_DATA TO PROCESS_.
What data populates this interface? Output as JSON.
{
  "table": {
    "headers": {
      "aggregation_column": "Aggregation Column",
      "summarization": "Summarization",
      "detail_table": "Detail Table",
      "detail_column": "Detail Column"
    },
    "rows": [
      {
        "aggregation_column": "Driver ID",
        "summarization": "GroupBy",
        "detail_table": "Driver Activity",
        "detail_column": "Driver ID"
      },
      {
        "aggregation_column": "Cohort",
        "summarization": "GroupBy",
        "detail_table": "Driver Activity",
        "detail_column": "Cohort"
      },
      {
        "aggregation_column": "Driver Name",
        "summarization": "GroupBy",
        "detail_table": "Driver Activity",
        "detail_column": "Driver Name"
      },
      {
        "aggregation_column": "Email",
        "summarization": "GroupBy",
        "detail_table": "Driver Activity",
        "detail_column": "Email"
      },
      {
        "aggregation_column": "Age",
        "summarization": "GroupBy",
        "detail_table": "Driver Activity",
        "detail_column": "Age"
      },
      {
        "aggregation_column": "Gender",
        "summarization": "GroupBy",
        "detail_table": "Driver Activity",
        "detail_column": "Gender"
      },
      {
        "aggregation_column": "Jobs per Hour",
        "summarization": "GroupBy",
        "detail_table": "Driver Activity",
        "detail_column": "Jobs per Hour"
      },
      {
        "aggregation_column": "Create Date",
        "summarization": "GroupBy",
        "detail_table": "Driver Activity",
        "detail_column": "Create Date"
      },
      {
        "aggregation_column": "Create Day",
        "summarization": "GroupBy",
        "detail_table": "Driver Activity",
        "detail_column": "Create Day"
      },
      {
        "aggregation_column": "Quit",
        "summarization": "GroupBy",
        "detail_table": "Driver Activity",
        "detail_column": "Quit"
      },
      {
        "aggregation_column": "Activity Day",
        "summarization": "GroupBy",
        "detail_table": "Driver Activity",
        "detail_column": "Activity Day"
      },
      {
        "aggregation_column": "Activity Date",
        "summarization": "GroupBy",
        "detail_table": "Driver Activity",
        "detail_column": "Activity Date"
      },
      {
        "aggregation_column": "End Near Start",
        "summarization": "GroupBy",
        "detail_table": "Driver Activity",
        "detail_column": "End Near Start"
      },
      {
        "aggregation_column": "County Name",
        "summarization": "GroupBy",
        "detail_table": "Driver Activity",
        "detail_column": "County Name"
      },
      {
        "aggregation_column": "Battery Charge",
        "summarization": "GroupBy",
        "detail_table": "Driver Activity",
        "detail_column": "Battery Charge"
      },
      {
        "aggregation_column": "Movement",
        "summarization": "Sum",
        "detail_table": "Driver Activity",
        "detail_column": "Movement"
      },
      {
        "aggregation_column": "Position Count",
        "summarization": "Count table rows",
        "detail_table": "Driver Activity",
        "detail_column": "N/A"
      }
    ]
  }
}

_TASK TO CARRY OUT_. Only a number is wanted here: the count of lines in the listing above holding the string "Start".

_EXERCISE SOLUTION_. 2